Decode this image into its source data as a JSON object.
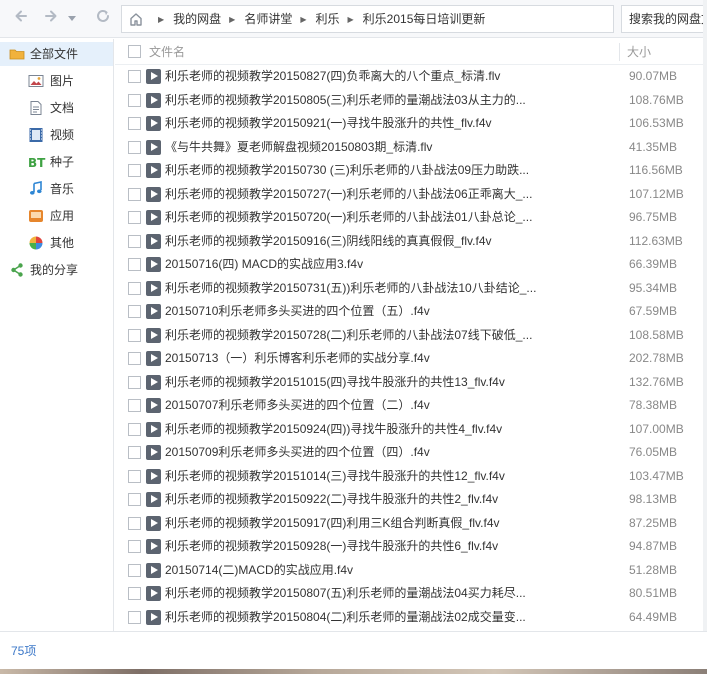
{
  "toolbar": {
    "back_icon": "arrow-left-icon",
    "forward_icon": "arrow-right-icon",
    "history_dropdown_icon": "chevron-down-icon",
    "refresh_icon": "refresh-icon"
  },
  "breadcrumb": {
    "home_icon": "home-icon",
    "items": [
      "我的网盘",
      "名师讲堂",
      "利乐",
      "利乐2015每日培训更新"
    ]
  },
  "search": {
    "placeholder": "搜索我的网盘文"
  },
  "sidebar": {
    "items": [
      {
        "label": "全部文件",
        "icon": "folder-icon",
        "active": true
      },
      {
        "label": "图片",
        "icon": "image-icon"
      },
      {
        "label": "文档",
        "icon": "document-icon"
      },
      {
        "label": "视频",
        "icon": "film-icon"
      },
      {
        "label": "种子",
        "icon": "bt-icon"
      },
      {
        "label": "音乐",
        "icon": "music-note-icon"
      },
      {
        "label": "应用",
        "icon": "app-icon"
      },
      {
        "label": "其他",
        "icon": "pie-icon"
      },
      {
        "label": "我的分享",
        "icon": "share-icon"
      }
    ]
  },
  "list": {
    "header": {
      "name": "文件名",
      "size": "大小"
    },
    "files": [
      {
        "name": "利乐老师的视频教学20150827(四)负乖离大的八个重点_标清.flv",
        "size": "90.07MB"
      },
      {
        "name": "利乐老师的视频教学20150805(三)利乐老师的量潮战法03从主力的...",
        "size": "108.76MB"
      },
      {
        "name": "利乐老师的视频教学20150921(一)寻找牛股涨升的共性_flv.f4v",
        "size": "106.53MB"
      },
      {
        "name": "《与牛共舞》夏老师解盘视频20150803期_标清.flv",
        "size": "41.35MB"
      },
      {
        "name": "利乐老师的视频教学20150730 (三)利乐老师的八卦战法09压力助跌...",
        "size": "116.56MB"
      },
      {
        "name": "利乐老师的视频教学20150727(一)利乐老师的八卦战法06正乖离大_...",
        "size": "107.12MB"
      },
      {
        "name": "利乐老师的视频教学20150720(一)利乐老师的八卦战法01八卦总论_...",
        "size": "96.75MB"
      },
      {
        "name": "利乐老师的视频教学20150916(三)阴线阳线的真真假假_flv.f4v",
        "size": "112.63MB"
      },
      {
        "name": "20150716(四) MACD的实战应用3.f4v",
        "size": "66.39MB"
      },
      {
        "name": "利乐老师的视频教学20150731(五))利乐老师的八卦战法10八卦结论_...",
        "size": "95.34MB"
      },
      {
        "name": "20150710利乐老师多头买进的四个位置（五）.f4v",
        "size": "67.59MB"
      },
      {
        "name": "利乐老师的视频教学20150728(二)利乐老师的八卦战法07线下破低_...",
        "size": "108.58MB"
      },
      {
        "name": "20150713（一）利乐博客利乐老师的实战分享.f4v",
        "size": "202.78MB"
      },
      {
        "name": "利乐老师的视频教学20151015(四)寻找牛股涨升的共性13_flv.f4v",
        "size": "132.76MB"
      },
      {
        "name": "20150707利乐老师多头买进的四个位置（二）.f4v",
        "size": "78.38MB"
      },
      {
        "name": "利乐老师的视频教学20150924(四))寻找牛股涨升的共性4_flv.f4v",
        "size": "107.00MB"
      },
      {
        "name": "20150709利乐老师多头买进的四个位置（四）.f4v",
        "size": "76.05MB"
      },
      {
        "name": "利乐老师的视频教学20151014(三)寻找牛股涨升的共性12_flv.f4v",
        "size": "103.47MB"
      },
      {
        "name": "利乐老师的视频教学20150922(二)寻找牛股涨升的共性2_flv.f4v",
        "size": "98.13MB"
      },
      {
        "name": "利乐老师的视频教学20150917(四)利用三K组合判断真假_flv.f4v",
        "size": "87.25MB"
      },
      {
        "name": "利乐老师的视频教学20150928(一)寻找牛股涨升的共性6_flv.f4v",
        "size": "94.87MB"
      },
      {
        "name": "20150714(二)MACD的实战应用.f4v",
        "size": "51.28MB"
      },
      {
        "name": "利乐老师的视频教学20150807(五)利乐老师的量潮战法04买力耗尽...",
        "size": "80.51MB"
      },
      {
        "name": "利乐老师的视频教学20150804(二)利乐老师的量潮战法02成交量变...",
        "size": "64.49MB"
      }
    ],
    "file_icon": "video-file-icon"
  },
  "status": {
    "count": "75项"
  },
  "colors": {
    "accent": "#3c78c8",
    "active_bg": "#e5f0fb"
  }
}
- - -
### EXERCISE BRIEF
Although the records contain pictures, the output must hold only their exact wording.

### THE COMPLETED TASK
Decode this image into its source data as a JSON object.
{
  "toolbar": {
    "back_icon": "arrow-left-icon",
    "forward_icon": "arrow-right-icon",
    "history_dropdown_icon": "chevron-down-icon",
    "refresh_icon": "refresh-icon"
  },
  "breadcrumb": {
    "home_icon": "home-icon",
    "items": [
      "我的网盘",
      "名师讲堂",
      "利乐",
      "利乐2015每日培训更新"
    ]
  },
  "search": {
    "placeholder": "搜索我的网盘文"
  },
  "sidebar": {
    "items": [
      {
        "label": "全部文件",
        "icon": "folder-icon",
        "active": true
      },
      {
        "label": "图片",
        "icon": "image-icon"
      },
      {
        "label": "文档",
        "icon": "document-icon"
      },
      {
        "label": "视频",
        "icon": "film-icon"
      },
      {
        "label": "种子",
        "icon": "bt-icon"
      },
      {
        "label": "音乐",
        "icon": "music-note-icon"
      },
      {
        "label": "应用",
        "icon": "app-icon"
      },
      {
        "label": "其他",
        "icon": "pie-icon"
      },
      {
        "label": "我的分享",
        "icon": "share-icon"
      }
    ]
  },
  "list": {
    "header": {
      "name": "文件名",
      "size": "大小"
    },
    "files": [
      {
        "name": "利乐老师的视频教学20150827(四)负乖离大的八个重点_标清.flv",
        "size": "90.07MB"
      },
      {
        "name": "利乐老师的视频教学20150805(三)利乐老师的量潮战法03从主力的...",
        "size": "108.76MB"
      },
      {
        "name": "利乐老师的视频教学20150921(一)寻找牛股涨升的共性_flv.f4v",
        "size": "106.53MB"
      },
      {
        "name": "《与牛共舞》夏老师解盘视频20150803期_标清.flv",
        "size": "41.35MB"
      },
      {
        "name": "利乐老师的视频教学20150730 (三)利乐老师的八卦战法09压力助跌...",
        "size": "116.56MB"
      },
      {
        "name": "利乐老师的视频教学20150727(一)利乐老师的八卦战法06正乖离大_...",
        "size": "107.12MB"
      },
      {
        "name": "利乐老师的视频教学20150720(一)利乐老师的八卦战法01八卦总论_...",
        "size": "96.75MB"
      },
      {
        "name": "利乐老师的视频教学20150916(三)阴线阳线的真真假假_flv.f4v",
        "size": "112.63MB"
      },
      {
        "name": "20150716(四) MACD的实战应用3.f4v",
        "size": "66.39MB"
      },
      {
        "name": "利乐老师的视频教学20150731(五))利乐老师的八卦战法10八卦结论_...",
        "size": "95.34MB"
      },
      {
        "name": "20150710利乐老师多头买进的四个位置（五）.f4v",
        "size": "67.59MB"
      },
      {
        "name": "利乐老师的视频教学20150728(二)利乐老师的八卦战法07线下破低_...",
        "size": "108.58MB"
      },
      {
        "name": "20150713（一）利乐博客利乐老师的实战分享.f4v",
        "size": "202.78MB"
      },
      {
        "name": "利乐老师的视频教学20151015(四)寻找牛股涨升的共性13_flv.f4v",
        "size": "132.76MB"
      },
      {
        "name": "20150707利乐老师多头买进的四个位置（二）.f4v",
        "size": "78.38MB"
      },
      {
        "name": "利乐老师的视频教学20150924(四))寻找牛股涨升的共性4_flv.f4v",
        "size": "107.00MB"
      },
      {
        "name": "20150709利乐老师多头买进的四个位置（四）.f4v",
        "size": "76.05MB"
      },
      {
        "name": "利乐老师的视频教学20151014(三)寻找牛股涨升的共性12_flv.f4v",
        "size": "103.47MB"
      },
      {
        "name": "利乐老师的视频教学20150922(二)寻找牛股涨升的共性2_flv.f4v",
        "size": "98.13MB"
      },
      {
        "name": "利乐老师的视频教学20150917(四)利用三K组合判断真假_flv.f4v",
        "size": "87.25MB"
      },
      {
        "name": "利乐老师的视频教学20150928(一)寻找牛股涨升的共性6_flv.f4v",
        "size": "94.87MB"
      },
      {
        "name": "20150714(二)MACD的实战应用.f4v",
        "size": "51.28MB"
      },
      {
        "name": "利乐老师的视频教学20150807(五)利乐老师的量潮战法04买力耗尽...",
        "size": "80.51MB"
      },
      {
        "name": "利乐老师的视频教学20150804(二)利乐老师的量潮战法02成交量变...",
        "size": "64.49MB"
      }
    ],
    "file_icon": "video-file-icon"
  },
  "status": {
    "count": "75项"
  },
  "colors": {
    "accent": "#3c78c8",
    "active_bg": "#e5f0fb"
  }
}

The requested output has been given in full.